Even before I had watched The Little Drummer Girl for the first time, I already had many similar pieces from Gadi’s beach-going wardrobe, thanks in part to my regard for the leisure-inspired offerings of the California-based outfitter Dandy Del Mar, from which you can build almost all of Gadi’s outfit yourself:
- Tropez Terry Cloth Shirt in Burnt Sienna
- Brisa Linen Pant in Vintage Ivory
- Riviera Trunks in Seagrass
- Huaraches in Natural Leather
- Dandy Del Mar "Tropez Terry Cloth Shirt" in burnt sienna (Dandy Del Mar)
- Dandy Del Mar "Riviera Trunks" in seagrass (Dandy Del Mar)
- Sunsteps "Barclay" leather huaraches in dark brown (Amazon)
- Persol PO9649-S sunglasses with "Havana" acetate frames (Amazon or Persol)
- Stührling Grande Veloce T960S.4 gold-finished steel chronograph

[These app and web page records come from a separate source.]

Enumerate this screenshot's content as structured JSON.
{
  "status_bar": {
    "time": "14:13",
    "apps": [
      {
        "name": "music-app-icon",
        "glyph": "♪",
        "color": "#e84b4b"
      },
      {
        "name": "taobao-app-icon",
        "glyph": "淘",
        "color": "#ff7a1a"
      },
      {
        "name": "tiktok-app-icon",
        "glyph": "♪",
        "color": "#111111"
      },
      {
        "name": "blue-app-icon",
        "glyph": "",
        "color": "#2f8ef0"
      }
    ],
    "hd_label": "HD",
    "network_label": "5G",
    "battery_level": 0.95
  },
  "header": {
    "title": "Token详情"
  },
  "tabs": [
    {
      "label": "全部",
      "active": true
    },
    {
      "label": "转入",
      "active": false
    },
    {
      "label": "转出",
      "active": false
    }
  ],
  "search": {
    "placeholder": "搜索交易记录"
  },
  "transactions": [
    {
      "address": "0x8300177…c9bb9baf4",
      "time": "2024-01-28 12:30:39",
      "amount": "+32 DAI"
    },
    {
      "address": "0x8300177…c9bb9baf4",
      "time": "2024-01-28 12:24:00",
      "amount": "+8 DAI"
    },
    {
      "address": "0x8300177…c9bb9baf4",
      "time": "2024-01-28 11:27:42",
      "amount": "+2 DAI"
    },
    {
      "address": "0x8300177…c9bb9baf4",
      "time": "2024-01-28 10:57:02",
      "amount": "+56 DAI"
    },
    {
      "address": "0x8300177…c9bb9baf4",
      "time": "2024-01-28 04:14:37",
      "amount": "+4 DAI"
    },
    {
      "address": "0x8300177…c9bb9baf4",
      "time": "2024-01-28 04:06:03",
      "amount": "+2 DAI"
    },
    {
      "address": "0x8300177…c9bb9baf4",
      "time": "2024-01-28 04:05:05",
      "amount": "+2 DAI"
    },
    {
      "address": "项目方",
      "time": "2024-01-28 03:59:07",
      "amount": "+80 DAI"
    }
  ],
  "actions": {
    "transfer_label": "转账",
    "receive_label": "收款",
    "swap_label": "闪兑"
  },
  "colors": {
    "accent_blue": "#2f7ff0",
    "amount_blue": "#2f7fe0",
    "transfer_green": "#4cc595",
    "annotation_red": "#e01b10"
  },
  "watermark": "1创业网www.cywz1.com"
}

My travel duffel is the J. Crew Abingdon Weekender Bag, made of khaki waxed cotton. I received the bag in 2013, two years before it would be used by James Bond's MI6 allies to transport weapons in SPECTRE (2015), as identified by Bond Lifestyle. While I don't have any experience loading up the bag with as much artillery as 007 and his cronies needed to battle Blofeld, I can testify firsthand that this is a first-rate weekend bag which has held strong for eight years.
For le Carré purists, Dandy Del Mar even offers a white terry bucket hat, perhaps similar to the white golf hat that the author suggests as Gadi’s go-to headgear.